__WORK INSTRUCTION__. Repeat the entries exactly as they stand.

__DATA RECORDS__.
--- START ---

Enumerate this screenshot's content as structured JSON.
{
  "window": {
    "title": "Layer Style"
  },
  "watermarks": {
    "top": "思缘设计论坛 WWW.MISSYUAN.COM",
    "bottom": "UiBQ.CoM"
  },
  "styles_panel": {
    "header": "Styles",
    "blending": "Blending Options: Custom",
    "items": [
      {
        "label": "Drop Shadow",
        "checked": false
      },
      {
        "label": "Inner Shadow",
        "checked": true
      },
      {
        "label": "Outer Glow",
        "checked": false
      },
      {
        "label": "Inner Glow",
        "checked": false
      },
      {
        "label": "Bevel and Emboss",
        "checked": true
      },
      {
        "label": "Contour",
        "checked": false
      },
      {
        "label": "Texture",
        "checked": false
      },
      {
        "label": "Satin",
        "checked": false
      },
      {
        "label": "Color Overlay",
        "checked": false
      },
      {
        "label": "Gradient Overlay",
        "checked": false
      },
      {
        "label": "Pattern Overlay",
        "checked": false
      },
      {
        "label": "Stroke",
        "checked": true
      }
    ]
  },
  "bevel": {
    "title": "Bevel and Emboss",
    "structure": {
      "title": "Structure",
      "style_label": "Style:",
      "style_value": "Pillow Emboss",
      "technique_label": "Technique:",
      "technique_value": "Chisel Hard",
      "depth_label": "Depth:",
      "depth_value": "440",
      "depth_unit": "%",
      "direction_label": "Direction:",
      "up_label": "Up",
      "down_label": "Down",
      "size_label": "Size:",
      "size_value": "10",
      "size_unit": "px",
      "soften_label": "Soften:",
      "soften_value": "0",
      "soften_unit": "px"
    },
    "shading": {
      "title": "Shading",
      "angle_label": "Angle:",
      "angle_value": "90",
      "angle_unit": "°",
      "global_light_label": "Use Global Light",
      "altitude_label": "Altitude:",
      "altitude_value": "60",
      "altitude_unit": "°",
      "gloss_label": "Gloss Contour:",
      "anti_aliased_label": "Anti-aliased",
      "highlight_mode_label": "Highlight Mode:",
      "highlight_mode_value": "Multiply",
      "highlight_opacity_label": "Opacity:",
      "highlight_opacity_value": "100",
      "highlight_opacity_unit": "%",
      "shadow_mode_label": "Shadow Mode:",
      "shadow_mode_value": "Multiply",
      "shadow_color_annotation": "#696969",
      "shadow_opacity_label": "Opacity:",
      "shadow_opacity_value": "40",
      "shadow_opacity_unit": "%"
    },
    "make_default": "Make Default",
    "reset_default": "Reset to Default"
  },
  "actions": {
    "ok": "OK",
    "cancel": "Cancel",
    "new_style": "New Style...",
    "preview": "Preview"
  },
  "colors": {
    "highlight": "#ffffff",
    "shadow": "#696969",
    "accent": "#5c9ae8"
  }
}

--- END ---

__RESPONSE TO THIS EXERCISE__.
Enumerate this screenshot's content as structured JSON.
{
  "window": {
    "title": "Layer Style"
  },
  "watermarks": {
    "top": "思缘设计论坛 WWW.MISSYUAN.COM",
    "bottom": "UiBQ.CoM"
  },
  "styles_panel": {
    "header": "Styles",
    "blending": "Blending Options: Custom",
    "items": [
      {
        "label": "Drop Shadow",
        "checked": false
      },
      {
        "label": "Inner Shadow",
        "checked": true
      },
      {
        "label": "Outer Glow",
        "checked": false
      },
      {
        "label": "Inner Glow",
        "checked": false
      },
      {
        "label": "Bevel and Emboss",
        "checked": true
      },
      {
        "label": "Contour",
        "checked": false
      },
      {
        "label": "Texture",
        "checked": false
      },
      {
        "label": "Satin",
        "checked": false
      },
      {
        "label": "Color Overlay",
        "checked": false
      },
      {
        "label": "Gradient Overlay",
        "checked": false
      },
      {
        "label": "Pattern Overlay",
        "checked": false
      },
      {
        "label": "Stroke",
        "checked": true
      }
    ]
  },
  "bevel": {
    "title": "Bevel and Emboss",
    "structure": {
      "title": "Structure",
      "style_label": "Style:",
      "style_value": "Pillow Emboss",
      "technique_label": "Technique:",
      "technique_value": "Chisel Hard",
      "depth_label": "Depth:",
      "depth_value": "440",
      "depth_unit": "%",
      "direction_label": "Direction:",
      "up_label": "Up",
      "down_label": "Down",
      "size_label": "Size:",
      "size_value": "10",
      "size_unit": "px",
      "soften_label": "Soften:",
      "soften_value": "0",
      "soften_unit": "px"
    },
    "shading": {
      "title": "Shading",
      "angle_label": "Angle:",
      "angle_value": "90",
      "angle_unit": "°",
      "global_light_label": "Use Global Light",
      "altitude_label": "Altitude:",
      "altitude_value": "60",
      "altitude_unit": "°",
      "gloss_label": "Gloss Contour:",
      "anti_aliased_label": "Anti-aliased",
      "highlight_mode_label": "Highlight Mode:",
      "highlight_mode_value": "Multiply",
      "highlight_opacity_label": "Opacity:",
      "highlight_opacity_value": "100",
      "highlight_opacity_unit": "%",
      "shadow_mode_label": "Shadow Mode:",
      "shadow_mode_value": "Multiply",
      "shadow_color_annotation": "#696969",
      "shadow_opacity_label": "Opacity:",
      "shadow_opacity_value": "40",
      "shadow_opacity_unit": "%"
    },
    "make_default": "Make Default",
    "reset_default": "Reset to Default"
  },
  "actions": {
    "ok": "OK",
    "cancel": "Cancel",
    "new_style": "New Style...",
    "preview": "Preview"
  },
  "colors": {
    "highlight": "#ffffff",
    "shadow": "#696969",
    "accent": "#5c9ae8"
  }
}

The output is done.